Yamaguchi, Aritomo, Mimura, Naoki, Shirai, Masayuki, Sato, Osamu
ACS sustainable chemistry & engineering 2019 v.7 no.12 pp. 10445-10451
acids, aromatic compounds, bagasse, biomass, carbon dioxide, catalysts, cellulose, chemical bases, filtration, hemicellulose, hydrogen, lignin, lignocellulose, photosynthesis, platinum, solvents, sorbitol, xylitol

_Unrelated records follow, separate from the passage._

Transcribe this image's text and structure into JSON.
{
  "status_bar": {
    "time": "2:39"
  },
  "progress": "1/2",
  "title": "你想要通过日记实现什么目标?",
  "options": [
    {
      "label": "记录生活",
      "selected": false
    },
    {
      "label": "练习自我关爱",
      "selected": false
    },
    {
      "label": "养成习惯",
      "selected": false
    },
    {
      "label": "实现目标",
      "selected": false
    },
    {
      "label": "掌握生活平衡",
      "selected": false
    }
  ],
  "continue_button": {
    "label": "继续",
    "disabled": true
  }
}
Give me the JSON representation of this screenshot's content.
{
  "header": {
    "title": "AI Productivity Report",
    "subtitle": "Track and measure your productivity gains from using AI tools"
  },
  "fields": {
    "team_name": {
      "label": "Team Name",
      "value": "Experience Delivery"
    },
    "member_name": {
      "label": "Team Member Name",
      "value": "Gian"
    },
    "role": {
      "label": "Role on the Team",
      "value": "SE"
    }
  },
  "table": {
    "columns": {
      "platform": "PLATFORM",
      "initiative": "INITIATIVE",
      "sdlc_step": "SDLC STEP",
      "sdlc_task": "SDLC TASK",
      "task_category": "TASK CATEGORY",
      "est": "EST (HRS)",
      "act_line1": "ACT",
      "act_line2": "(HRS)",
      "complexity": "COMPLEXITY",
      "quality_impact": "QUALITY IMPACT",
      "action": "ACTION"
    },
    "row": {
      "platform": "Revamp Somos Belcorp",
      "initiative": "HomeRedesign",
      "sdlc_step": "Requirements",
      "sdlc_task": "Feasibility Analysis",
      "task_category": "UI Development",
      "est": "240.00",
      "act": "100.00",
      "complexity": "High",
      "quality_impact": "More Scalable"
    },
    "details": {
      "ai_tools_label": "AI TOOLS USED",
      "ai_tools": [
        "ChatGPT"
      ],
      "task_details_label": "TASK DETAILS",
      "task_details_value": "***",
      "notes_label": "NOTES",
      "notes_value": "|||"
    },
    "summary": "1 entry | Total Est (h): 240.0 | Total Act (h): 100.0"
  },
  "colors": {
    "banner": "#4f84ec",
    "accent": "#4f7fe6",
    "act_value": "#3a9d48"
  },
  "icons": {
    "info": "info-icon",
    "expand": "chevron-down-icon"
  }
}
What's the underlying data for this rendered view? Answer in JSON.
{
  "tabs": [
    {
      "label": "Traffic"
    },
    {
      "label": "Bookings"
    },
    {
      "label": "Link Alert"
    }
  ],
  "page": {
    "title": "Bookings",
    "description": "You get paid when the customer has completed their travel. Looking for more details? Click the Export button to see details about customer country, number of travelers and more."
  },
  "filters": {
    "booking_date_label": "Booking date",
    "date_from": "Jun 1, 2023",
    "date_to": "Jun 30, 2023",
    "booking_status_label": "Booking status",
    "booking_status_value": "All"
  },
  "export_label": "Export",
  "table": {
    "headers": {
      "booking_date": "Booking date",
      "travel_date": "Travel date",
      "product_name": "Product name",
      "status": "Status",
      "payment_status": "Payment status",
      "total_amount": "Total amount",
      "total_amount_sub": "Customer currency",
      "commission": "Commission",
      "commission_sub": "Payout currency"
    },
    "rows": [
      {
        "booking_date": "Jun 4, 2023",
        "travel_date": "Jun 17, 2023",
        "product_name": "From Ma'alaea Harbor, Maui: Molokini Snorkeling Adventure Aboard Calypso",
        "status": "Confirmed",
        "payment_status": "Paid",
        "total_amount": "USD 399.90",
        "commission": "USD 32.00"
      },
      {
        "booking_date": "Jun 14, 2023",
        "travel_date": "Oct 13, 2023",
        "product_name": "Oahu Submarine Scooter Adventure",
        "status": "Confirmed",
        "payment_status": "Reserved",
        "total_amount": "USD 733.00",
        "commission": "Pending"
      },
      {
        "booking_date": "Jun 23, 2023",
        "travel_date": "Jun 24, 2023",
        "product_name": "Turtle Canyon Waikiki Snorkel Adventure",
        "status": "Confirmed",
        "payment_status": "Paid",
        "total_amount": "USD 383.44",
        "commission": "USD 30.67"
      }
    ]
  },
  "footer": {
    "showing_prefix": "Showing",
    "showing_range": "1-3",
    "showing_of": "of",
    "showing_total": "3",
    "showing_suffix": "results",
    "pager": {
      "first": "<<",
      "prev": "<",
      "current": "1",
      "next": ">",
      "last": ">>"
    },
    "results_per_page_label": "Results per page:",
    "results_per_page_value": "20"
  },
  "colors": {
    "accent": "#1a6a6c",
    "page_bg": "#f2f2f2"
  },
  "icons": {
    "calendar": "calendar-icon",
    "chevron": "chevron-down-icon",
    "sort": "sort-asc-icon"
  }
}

Efficient utilization of all three components of lignocellulose—cellulose, hemicellulose, and lignin—impels efficient utilization of carbon dioxide fixed by photosynthesis. Conversion of all three of these polymeric components of lignocellulosic biomass into the corresponding monomeric chemicals was investigated using reusable solid catalysts in water without organic solvents, acids, or bases. Cellulose and hemicellulose were first converted into sugar alcohols such as sorbitol and xylitol using a carbon-supported platinum catalyst (Pt/C), H₂, and bagasse as a reactant at 463 K for 16 h. The sugar alcohol yield was 64%. The solid residue from this process, which was mainly lignin and Pt/C, was recovered by simple filtration. Lignin in the solid residue was then converted into aromatic products at 673 K for 1 h. The yield of monomeric aromatics was 40%. After this process, only Pt/C catalyst was recovered as a solid residue, and it retained its activity for the conversion of all three components of lignocellulosic biomass into the corresponding monomeric chemicals throughout four runs. The two-step conversion of bagasse using Pt/C was thereby shown to be a powerful technique for converting the cellulose, hemicellulose, and lignin in lignocellulosic biomass into useful chemicals.